A Persian Delight

coin istock
Officiating weddings in New York brings surprises and treats on a regular basis.  Such was the case when I was invited to do an impromptu ceremony for my lovely couple this weekend.  The bride explained that they wanted to have a small, but meaningful ceremony in New York, with a group of family and friends, in advance of a much larger affair this summer in their home country of Iran.  Having never worked with a couple of Persian ancestry, I was excited for the opportunity to be of service.

Although I had little time to prepare for the nuptials, I was able to draw upon my training at the Celebrant Foundation and my current work as a seminarian at the One Spirit Learning Alliance, an inter-faith seminary in New York, to offer some spirited personalization of their ceremony.

Although the ceremony was secular in its orientation, and we would not be including religious rituals, I was able to identify and integrate cultural connections to their homeland.  Persian literary tradition provides a wonderful body of work from which to borrow beautiful and romantic poems.  I selected two short readings from the Sufi mystics Rumi and Hafez.

As part of paying tribute to their home, my crafty couple had arranged to have their parents brought in to the ceremony, via skype, from Iran eight time zones away.   During the vow exchange, my bride and groom honored their parents with words in English and their native  Persian language.
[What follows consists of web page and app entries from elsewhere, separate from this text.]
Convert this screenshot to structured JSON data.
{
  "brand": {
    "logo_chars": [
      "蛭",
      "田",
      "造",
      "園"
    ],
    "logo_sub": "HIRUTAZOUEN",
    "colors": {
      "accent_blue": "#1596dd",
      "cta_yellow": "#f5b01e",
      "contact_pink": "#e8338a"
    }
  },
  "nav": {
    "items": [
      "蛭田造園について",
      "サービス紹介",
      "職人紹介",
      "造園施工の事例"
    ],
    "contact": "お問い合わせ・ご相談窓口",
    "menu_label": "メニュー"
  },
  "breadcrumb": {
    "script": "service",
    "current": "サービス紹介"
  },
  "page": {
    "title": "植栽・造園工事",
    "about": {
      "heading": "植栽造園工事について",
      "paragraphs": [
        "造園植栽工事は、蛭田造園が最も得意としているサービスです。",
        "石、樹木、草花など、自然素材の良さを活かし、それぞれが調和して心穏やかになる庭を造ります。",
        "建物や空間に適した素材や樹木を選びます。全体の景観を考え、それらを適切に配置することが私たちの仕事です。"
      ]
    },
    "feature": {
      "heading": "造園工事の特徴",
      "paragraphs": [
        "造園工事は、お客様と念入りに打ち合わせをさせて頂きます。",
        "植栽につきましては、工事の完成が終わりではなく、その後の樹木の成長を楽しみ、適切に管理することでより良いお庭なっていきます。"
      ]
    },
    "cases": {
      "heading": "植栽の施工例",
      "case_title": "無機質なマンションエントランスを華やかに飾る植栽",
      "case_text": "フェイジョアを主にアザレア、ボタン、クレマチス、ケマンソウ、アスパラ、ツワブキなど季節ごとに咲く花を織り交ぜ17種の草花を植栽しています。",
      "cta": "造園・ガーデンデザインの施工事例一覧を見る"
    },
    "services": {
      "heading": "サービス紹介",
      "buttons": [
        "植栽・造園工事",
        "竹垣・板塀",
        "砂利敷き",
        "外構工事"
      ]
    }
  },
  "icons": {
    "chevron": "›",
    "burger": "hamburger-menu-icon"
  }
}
Finally in research Persian wedding traditions I found two interesting rituals from which I drew inspiration.   Persian weddings feature a vast, delectable feast called the Sofreh.  One part of this meal is the bride and groom sharing sweets to symbolize their delightful  future together.  From this, I brought the traditional wedding cake for a post ceremony sharing, drawing references to the Sofreh.  The second custom, which actually resembles similar rituals from other cultures, was showering the couple with coins and dates, representing a prosperous life together with wishes for fertility.  Again, I rather improvised….I brought to the wedding a bag full of coins that I had collected over the last dozen years in my international travels around Europe, Africa and Central America.  Each guest at the wedding, as well as the bride and groom, took a coin, making good wishes for the couple’s life together.  As a group, we paraded from our ceremony location in Carl Schurz park, on New York’s Upper East Side, to the East River.  In unison, we joyfully tossed the coins into the river, with the coins of all sorts warmed by our hands and good wishes.
The delightful and Westernized couple was still clearly connected to their homeland—and indeed a number of their guests were there from Iran.  Knowing of their summer celebration back home and their welcoming spirits, my “takes” on their tradition were warmly embrace, for which I was quite thankful.  Although I may never visit Iran in my lifetime (although I hope that isn’t the case), I was brought just one step closer to this exotic and mysterious land by my well-meaning couple.

To my lovely couple, I wish you peace and all good things.  It is through warm people like my bride and groom that we can bridge the geopolitical differences that can separate these two countries–swirling about us in ways we cannot understand or impact, reminding us that love is always the answer.


Whether your wedding is an impromptu affair or has been months, or even years, in the making, I want to help you fashion a ceremony that reflects your history, philosophy, creativity, personality, and style – as individuals and as a couple.

Let’s craft a wonderful, meaning-filled ceremony that expresses the most significant aspect of your lives…one that recognizes the profound commitment you are making, as well as the sheer joy of the occasion.